  • 25. Today  2nd largest employer in State of Mississippi  12,000 jobs; 172.6 million payroll taxes 12 000 172 6  5.8 mil property tax  Prestigious Hammer award for outstanding education reform  85% speak Choctaw as their primary language, g g English second  Bok Chitto Elementary selected to be a world finalist for International schools Cyberfair fi li t f I t ti l h l C b f i
  • 26. Ending Statements  Indian youth are our greatest resource Anonymous  If we lose this generation, we lose the past generation Leland Pubigee (NW Band Shoshone)  Children are sacred beings g The Late Patricia Locke (Lakota) (Lakota)  The humiliation of children is the greatest evil Elie Wiesel (Nobel Laureate and Holocaust survivor)
  • 27. 10- 10-year Plan  Leadership training  Governance training  Business Development  Post High Academy  Replication of Choctaw Success Model  Substance Abuse and Mental Health Outreach
  • 28. Sources  Conetah, Fred E. A History of the Northern Ute People, Salt Lake City: University of Utah Press, 1982  Cuch, Forrest S. A History of Utah’s American Indians, Utah State y University Press, 2000.  DiBacco, Mason, Appy. History of the United States, NY: Hooten Mifflin Co, 1991.  Jennings Francis. The Invasion of America. NY: Norton 1975 Jennings, Francis Norton, 1975.  Johansen, Bruce E. Forgotten Founders. Boston: Harvard Common Press, 1982.  Loewen, James. Lies My Teacher Told Me. NY: Simon, 1995. y  U.S. Census Report for 2000.  Weatherford, Jack. Indian Givers. NY: Fawcett Columbine Co., 1988.  Purple Martin Domestication Copyright 1997 by Purple Martin Conservation A C ti Association i ti

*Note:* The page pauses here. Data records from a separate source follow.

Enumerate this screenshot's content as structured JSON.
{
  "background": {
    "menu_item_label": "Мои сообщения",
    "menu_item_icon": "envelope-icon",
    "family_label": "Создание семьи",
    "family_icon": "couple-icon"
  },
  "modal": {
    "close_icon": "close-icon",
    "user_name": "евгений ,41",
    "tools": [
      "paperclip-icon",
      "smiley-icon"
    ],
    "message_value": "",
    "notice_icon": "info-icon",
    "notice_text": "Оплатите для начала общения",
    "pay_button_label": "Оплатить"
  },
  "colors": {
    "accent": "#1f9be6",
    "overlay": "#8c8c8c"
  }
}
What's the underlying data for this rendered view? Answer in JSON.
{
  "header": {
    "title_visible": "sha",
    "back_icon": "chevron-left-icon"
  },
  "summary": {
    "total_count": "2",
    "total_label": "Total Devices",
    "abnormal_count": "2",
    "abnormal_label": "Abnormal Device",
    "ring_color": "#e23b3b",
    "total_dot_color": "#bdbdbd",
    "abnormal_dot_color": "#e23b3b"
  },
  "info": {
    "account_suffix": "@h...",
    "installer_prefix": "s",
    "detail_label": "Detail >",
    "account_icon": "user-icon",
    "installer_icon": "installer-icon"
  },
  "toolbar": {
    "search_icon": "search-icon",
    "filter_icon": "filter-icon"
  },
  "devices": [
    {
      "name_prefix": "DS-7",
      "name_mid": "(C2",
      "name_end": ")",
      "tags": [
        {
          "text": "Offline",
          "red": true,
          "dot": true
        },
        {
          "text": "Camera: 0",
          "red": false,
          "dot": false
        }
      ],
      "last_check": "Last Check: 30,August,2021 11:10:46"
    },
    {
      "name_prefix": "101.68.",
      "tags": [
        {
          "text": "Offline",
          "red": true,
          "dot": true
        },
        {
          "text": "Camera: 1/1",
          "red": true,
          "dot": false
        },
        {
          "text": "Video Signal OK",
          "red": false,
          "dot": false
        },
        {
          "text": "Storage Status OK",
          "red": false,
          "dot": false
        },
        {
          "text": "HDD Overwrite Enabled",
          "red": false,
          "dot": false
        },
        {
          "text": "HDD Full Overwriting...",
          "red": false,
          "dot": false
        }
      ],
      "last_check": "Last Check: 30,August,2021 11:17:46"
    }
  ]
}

  • 29. Contact Information Division of Indian Affairs 324 S. State Street, Suite 500 Salt Lake City, Utah 84111 801 538-8808